■ **Directions**: Go through the records below and tally the lines that include "restauracji". Answer with the number only.

Data entries
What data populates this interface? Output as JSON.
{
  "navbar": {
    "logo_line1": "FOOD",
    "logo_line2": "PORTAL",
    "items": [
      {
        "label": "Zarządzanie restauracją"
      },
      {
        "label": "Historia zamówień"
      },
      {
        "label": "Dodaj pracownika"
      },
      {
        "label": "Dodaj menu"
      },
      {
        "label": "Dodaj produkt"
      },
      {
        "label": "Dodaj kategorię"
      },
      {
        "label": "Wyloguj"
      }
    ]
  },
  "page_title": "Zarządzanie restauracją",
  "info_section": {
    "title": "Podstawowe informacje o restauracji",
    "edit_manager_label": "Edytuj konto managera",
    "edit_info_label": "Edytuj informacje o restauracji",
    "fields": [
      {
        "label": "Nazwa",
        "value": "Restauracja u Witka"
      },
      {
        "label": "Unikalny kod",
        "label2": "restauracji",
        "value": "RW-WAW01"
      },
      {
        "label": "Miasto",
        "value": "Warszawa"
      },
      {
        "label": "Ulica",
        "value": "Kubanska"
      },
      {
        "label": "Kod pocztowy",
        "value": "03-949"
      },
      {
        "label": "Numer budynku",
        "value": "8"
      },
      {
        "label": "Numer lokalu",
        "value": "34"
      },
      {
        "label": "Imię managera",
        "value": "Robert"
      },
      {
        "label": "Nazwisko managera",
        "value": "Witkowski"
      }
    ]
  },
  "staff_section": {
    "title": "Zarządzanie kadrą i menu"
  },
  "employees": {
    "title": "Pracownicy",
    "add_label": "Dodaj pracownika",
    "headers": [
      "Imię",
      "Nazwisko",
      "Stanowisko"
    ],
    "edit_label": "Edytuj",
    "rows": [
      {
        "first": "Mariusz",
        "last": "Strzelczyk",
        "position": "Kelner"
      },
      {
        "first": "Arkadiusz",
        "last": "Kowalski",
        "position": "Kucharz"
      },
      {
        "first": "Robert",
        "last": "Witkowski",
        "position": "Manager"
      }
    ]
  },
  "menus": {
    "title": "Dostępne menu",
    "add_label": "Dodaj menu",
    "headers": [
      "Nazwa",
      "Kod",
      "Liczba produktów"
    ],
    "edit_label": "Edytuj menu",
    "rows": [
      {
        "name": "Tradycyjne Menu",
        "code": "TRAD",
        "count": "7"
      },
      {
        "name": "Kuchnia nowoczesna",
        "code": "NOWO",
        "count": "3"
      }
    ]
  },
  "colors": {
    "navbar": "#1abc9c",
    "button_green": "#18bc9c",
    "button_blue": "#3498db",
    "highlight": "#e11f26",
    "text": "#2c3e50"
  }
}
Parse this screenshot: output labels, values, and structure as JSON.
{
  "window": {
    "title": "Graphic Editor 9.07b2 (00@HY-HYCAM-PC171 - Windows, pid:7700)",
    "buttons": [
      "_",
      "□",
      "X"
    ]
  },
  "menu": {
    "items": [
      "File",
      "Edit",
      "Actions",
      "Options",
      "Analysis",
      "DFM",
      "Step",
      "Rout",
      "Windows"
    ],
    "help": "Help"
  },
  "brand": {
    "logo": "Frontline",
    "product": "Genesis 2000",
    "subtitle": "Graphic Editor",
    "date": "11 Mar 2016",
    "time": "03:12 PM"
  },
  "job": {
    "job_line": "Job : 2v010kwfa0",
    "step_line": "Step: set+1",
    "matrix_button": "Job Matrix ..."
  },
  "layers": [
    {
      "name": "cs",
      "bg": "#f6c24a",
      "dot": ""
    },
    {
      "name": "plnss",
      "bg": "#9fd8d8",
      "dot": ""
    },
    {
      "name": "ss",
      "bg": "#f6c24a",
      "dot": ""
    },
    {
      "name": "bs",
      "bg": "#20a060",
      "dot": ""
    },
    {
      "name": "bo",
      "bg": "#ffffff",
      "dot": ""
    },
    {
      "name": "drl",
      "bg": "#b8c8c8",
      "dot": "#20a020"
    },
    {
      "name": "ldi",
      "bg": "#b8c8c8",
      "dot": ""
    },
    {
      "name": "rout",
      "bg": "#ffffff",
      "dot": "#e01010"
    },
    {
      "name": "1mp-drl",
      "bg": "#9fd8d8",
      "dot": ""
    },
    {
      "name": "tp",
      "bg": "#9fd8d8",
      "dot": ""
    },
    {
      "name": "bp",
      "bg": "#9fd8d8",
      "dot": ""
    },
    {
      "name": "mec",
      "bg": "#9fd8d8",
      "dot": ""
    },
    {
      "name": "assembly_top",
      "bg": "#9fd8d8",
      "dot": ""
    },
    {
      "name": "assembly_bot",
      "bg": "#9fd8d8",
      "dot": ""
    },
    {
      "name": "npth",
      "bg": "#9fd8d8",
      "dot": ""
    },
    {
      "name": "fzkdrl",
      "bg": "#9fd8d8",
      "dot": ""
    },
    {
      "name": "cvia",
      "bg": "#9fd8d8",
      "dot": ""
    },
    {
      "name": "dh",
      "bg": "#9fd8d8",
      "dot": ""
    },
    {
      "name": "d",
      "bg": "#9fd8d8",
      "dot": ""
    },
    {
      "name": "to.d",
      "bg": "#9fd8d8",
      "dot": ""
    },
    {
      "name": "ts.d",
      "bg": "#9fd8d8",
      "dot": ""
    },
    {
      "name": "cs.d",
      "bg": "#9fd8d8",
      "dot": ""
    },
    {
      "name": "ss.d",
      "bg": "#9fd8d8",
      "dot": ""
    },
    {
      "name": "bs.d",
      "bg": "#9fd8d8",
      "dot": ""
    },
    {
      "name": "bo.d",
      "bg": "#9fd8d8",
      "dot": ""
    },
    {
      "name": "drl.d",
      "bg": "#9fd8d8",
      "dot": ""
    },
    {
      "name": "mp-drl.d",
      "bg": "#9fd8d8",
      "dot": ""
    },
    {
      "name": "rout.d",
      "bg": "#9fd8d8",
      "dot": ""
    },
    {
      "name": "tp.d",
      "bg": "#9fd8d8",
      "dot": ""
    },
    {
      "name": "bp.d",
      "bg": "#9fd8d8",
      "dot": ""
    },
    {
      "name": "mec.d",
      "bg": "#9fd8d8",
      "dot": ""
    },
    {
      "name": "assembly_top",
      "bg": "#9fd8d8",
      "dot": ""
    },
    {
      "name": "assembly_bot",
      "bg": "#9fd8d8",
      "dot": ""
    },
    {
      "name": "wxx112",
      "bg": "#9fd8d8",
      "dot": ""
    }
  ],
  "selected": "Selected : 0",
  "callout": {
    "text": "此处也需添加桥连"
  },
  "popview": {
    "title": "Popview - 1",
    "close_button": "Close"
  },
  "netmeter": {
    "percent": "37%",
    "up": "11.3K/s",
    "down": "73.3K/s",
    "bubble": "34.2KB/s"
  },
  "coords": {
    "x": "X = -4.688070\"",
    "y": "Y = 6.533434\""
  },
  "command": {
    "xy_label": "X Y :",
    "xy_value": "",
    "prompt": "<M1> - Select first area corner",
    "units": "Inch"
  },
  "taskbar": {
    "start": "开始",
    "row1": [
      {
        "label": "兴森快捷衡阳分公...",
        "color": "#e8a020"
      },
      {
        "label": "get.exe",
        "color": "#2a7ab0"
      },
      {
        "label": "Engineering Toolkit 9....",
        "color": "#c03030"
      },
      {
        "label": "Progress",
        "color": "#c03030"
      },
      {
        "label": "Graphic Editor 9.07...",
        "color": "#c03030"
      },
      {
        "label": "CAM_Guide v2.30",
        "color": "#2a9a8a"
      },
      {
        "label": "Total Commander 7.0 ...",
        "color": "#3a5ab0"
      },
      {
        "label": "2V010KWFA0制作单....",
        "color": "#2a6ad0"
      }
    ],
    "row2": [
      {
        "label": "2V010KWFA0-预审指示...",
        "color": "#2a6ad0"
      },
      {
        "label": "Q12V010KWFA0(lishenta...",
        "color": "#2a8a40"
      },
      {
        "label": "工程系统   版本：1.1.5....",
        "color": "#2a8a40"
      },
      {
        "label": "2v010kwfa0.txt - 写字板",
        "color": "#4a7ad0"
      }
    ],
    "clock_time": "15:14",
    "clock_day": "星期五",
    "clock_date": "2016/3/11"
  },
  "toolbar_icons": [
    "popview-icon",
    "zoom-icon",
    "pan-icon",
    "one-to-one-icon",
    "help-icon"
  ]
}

■ **Expected output**: 3